TASK PROMPT
Beginning with the line that has "Extract the structured", please write out the remaining lines of the material exactly, the last one included.

DATASET
"""
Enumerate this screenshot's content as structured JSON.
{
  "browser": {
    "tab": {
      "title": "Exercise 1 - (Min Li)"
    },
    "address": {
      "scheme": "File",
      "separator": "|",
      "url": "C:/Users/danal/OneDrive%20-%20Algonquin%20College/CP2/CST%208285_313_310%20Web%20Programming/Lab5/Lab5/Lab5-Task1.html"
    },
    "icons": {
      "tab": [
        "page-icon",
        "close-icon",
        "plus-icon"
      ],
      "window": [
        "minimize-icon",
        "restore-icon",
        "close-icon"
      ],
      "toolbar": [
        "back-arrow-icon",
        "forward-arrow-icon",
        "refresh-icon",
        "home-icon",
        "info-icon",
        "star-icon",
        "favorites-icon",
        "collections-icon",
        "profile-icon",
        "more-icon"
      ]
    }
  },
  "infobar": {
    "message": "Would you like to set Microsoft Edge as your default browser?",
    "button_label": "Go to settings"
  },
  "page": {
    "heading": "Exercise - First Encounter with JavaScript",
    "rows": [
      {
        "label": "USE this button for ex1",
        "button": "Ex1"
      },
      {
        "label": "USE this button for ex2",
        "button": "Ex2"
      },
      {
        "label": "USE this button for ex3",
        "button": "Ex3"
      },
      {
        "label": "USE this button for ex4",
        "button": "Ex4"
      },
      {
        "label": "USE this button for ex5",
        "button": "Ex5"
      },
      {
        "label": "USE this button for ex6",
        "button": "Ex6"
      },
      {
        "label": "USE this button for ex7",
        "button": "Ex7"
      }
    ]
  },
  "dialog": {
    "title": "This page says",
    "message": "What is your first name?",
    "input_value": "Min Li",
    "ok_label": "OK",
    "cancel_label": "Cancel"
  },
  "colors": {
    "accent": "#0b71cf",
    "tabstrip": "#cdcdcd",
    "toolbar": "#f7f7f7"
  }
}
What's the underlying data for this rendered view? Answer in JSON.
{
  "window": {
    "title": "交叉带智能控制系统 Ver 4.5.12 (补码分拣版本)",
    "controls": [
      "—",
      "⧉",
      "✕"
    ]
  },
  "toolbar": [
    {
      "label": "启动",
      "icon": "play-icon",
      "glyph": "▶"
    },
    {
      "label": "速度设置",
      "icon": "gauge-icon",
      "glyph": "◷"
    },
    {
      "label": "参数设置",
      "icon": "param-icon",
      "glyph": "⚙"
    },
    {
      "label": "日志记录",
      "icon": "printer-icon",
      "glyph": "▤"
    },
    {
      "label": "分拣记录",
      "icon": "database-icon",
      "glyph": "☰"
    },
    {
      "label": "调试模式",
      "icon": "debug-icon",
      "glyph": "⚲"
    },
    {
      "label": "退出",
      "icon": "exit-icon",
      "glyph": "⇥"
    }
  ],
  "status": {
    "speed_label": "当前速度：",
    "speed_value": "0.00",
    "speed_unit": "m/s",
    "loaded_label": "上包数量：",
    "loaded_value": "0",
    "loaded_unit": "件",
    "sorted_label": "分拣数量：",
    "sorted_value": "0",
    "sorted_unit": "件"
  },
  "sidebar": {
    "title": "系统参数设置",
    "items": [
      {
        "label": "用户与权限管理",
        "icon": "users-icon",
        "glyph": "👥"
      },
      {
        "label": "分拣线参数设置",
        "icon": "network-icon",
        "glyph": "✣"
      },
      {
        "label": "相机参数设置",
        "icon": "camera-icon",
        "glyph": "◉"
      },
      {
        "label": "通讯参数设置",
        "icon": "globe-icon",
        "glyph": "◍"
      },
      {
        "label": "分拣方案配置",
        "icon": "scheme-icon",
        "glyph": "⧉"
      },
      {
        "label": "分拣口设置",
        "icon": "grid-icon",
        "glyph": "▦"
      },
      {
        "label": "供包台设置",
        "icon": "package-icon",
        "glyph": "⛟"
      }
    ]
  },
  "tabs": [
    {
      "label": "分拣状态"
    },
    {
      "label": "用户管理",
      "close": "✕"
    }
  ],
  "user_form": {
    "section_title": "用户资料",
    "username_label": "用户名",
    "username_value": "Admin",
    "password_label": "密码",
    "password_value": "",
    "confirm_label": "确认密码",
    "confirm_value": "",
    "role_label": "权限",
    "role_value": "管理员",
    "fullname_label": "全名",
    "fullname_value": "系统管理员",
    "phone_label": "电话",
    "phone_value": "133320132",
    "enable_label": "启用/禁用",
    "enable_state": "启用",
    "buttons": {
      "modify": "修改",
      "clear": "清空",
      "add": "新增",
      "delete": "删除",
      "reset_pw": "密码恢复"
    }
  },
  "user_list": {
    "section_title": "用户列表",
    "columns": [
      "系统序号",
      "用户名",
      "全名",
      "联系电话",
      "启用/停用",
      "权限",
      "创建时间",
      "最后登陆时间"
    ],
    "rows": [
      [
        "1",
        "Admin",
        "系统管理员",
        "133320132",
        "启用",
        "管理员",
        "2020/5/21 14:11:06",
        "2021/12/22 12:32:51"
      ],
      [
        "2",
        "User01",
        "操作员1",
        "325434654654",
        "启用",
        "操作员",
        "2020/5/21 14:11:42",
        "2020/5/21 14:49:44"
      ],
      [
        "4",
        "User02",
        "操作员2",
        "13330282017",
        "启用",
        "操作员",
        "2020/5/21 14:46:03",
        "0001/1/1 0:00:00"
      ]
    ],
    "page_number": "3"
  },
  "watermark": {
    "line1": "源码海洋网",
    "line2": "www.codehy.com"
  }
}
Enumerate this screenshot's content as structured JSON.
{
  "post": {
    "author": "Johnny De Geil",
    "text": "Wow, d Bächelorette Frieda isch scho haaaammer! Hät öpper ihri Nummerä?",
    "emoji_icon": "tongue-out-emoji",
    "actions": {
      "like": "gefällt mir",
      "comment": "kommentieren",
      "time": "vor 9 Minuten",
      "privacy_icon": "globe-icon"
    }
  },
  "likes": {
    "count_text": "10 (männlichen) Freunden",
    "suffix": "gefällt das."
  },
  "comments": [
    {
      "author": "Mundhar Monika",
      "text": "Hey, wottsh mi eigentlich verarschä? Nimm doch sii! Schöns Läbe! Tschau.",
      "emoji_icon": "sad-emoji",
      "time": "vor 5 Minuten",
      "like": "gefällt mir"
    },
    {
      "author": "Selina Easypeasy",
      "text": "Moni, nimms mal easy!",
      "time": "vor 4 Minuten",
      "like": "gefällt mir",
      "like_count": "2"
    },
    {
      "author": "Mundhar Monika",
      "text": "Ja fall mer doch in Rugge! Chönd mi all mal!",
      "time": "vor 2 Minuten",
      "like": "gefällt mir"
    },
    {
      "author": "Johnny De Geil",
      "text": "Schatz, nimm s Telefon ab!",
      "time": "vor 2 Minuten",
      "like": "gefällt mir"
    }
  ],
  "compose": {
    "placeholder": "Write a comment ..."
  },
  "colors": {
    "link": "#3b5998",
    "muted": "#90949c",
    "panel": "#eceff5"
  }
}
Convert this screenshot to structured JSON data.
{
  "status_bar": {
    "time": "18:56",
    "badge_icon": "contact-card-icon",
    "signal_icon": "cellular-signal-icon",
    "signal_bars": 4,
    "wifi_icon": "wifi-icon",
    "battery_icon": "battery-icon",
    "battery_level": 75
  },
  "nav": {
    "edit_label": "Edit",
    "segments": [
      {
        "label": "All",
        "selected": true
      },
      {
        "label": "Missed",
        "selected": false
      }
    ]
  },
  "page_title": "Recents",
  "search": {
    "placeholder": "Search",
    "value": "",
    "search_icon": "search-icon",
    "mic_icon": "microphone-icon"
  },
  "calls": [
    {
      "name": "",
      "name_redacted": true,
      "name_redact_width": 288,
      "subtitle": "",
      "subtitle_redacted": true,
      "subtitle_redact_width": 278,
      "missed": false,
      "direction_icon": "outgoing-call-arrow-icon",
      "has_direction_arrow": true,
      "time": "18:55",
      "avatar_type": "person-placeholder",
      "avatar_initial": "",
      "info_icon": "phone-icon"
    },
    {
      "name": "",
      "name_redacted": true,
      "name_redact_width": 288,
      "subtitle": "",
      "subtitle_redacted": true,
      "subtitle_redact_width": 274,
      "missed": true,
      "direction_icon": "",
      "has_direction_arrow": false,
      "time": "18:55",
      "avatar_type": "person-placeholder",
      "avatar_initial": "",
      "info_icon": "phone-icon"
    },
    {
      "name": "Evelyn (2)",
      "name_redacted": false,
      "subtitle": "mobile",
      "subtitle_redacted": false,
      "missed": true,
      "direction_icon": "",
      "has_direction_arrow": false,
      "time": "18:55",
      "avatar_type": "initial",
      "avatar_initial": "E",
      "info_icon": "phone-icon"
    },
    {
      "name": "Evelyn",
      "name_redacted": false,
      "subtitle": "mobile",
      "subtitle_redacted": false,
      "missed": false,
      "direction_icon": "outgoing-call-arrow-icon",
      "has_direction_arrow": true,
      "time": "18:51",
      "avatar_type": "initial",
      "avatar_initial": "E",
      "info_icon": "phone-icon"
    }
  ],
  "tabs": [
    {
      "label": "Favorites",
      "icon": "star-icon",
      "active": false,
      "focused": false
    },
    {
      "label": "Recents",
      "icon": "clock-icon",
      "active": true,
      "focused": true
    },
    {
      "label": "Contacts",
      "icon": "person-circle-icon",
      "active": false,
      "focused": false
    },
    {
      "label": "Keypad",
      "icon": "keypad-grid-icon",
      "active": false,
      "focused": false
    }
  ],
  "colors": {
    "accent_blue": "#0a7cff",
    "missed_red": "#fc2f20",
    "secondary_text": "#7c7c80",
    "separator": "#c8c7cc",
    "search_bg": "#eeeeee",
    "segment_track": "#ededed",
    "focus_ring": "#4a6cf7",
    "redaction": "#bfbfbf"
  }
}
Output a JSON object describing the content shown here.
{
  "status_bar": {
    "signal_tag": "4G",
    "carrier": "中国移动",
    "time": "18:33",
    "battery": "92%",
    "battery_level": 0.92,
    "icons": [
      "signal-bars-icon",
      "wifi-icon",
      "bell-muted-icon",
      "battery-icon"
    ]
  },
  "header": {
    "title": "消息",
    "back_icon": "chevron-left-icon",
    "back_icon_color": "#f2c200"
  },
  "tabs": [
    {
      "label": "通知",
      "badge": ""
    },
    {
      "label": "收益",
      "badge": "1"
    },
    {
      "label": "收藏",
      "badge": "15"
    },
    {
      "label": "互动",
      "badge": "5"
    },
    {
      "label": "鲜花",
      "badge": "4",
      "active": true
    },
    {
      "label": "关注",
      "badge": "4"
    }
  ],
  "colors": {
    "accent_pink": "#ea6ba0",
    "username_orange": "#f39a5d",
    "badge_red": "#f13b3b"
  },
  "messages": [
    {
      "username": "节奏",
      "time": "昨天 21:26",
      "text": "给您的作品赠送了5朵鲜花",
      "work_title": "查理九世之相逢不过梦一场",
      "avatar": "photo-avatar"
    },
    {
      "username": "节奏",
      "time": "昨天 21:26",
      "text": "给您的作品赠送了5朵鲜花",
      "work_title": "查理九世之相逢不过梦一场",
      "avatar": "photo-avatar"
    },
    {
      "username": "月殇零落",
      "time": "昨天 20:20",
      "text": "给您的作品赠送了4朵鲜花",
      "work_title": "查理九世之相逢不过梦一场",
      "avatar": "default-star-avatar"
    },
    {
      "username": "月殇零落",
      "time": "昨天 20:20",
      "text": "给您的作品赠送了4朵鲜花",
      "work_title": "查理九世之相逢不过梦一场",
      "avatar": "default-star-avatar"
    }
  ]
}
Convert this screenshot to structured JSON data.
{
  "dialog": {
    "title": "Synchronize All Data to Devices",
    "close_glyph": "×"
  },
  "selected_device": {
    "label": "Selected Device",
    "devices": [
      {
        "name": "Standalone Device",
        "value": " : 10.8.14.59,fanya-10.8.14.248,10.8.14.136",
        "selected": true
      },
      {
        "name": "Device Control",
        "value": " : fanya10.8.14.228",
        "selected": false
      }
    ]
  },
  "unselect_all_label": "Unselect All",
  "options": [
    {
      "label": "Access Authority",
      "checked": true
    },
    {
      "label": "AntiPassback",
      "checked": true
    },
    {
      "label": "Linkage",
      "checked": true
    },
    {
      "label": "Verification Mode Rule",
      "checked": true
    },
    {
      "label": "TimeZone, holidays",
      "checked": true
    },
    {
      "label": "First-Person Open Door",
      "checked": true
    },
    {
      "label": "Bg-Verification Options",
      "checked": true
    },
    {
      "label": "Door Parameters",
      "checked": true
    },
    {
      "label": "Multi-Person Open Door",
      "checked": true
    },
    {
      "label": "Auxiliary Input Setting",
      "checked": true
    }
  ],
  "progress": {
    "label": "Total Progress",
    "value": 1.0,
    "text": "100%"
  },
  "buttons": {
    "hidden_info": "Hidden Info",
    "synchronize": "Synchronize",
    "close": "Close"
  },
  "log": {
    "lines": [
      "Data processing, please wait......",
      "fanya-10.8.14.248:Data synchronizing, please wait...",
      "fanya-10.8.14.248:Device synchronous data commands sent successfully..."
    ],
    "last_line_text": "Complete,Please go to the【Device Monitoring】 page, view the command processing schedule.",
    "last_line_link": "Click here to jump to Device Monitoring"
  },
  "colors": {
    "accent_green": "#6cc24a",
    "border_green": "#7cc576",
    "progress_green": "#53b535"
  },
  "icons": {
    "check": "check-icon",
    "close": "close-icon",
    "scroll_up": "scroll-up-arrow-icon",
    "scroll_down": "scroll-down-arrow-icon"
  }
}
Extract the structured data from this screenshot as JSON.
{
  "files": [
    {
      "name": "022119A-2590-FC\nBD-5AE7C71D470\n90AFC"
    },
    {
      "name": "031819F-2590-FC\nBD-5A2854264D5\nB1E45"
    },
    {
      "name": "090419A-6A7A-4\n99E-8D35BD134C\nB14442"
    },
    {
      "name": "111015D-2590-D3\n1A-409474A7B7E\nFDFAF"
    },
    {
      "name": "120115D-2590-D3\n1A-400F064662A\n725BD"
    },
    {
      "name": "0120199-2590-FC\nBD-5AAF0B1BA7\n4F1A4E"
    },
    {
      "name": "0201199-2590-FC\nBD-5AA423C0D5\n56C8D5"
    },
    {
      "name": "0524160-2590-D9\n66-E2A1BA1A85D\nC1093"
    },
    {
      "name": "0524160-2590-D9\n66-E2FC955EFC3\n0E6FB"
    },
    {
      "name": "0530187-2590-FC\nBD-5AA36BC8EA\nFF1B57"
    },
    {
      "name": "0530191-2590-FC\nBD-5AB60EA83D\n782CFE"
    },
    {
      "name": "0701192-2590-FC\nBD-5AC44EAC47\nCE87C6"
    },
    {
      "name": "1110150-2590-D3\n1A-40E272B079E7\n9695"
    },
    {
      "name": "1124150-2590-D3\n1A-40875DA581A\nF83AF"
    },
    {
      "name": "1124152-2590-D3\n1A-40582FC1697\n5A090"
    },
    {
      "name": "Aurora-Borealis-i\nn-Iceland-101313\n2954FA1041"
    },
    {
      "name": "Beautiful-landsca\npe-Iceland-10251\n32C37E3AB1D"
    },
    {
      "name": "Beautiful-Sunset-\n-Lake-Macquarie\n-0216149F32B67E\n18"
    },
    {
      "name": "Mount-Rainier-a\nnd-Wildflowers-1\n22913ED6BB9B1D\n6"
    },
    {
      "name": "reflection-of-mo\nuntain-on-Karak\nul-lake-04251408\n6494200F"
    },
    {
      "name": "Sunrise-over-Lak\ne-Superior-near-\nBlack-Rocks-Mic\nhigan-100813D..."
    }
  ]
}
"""
ANSWER BELOW
Extract the structured data from this screenshot as JSON.
{
  "files": [
    {
      "name": "022119A-2590-FC\nBD-5AE7C71D470\n90AFC"
    },
    {
      "name": "031819F-2590-FC\nBD-5A2854264D5\nB1E45"
    },
    {
      "name": "090419A-6A7A-4\n99E-8D35BD134C\nB14442"
    },
    {
      "name": "111015D-2590-D3\n1A-409474A7B7E\nFDFAF"
    },
    {
      "name": "120115D-2590-D3\n1A-400F064662A\n725BD"
    },
    {
      "name": "0120199-2590-FC\nBD-5AAF0B1BA7\n4F1A4E"
    },
    {
      "name": "0201199-2590-FC\nBD-5AA423C0D5\n56C8D5"
    },
    {
      "name": "0524160-2590-D9\n66-E2A1BA1A85D\nC1093"
    },
    {
      "name": "0524160-2590-D9\n66-E2FC955EFC3\n0E6FB"
    },
    {
      "name": "0530187-2590-FC\nBD-5AA36BC8EA\nFF1B57"
    },
    {
      "name": "0530191-2590-FC\nBD-5AB60EA83D\n782CFE"
    },
    {
      "name": "0701192-2590-FC\nBD-5AC44EAC47\nCE87C6"
    },
    {
      "name": "1110150-2590-D3\n1A-40E272B079E7\n9695"
    },
    {
      "name": "1124150-2590-D3\n1A-40875DA581A\nF83AF"
    },
    {
      "name": "1124152-2590-D3\n1A-40582FC1697\n5A090"
    },
    {
      "name": "Aurora-Borealis-i\nn-Iceland-101313\n2954FA1041"
    },
    {
      "name": "Beautiful-landsca\npe-Iceland-10251\n32C37E3AB1D"
    },
    {
      "name": "Beautiful-Sunset-\n-Lake-Macquarie\n-0216149F32B67E\n18"
    },
    {
      "name": "Mount-Rainier-a\nnd-Wildflowers-1\n22913ED6BB9B1D\n6"
    },
    {
      "name": "reflection-of-mo\nuntain-on-Karak\nul-lake-04251408\n6494200F"
    },
    {
      "name": "Sunrise-over-Lak\ne-Superior-near-\nBlack-Rocks-Mic\nhigan-100813D..."
    }
  ]
}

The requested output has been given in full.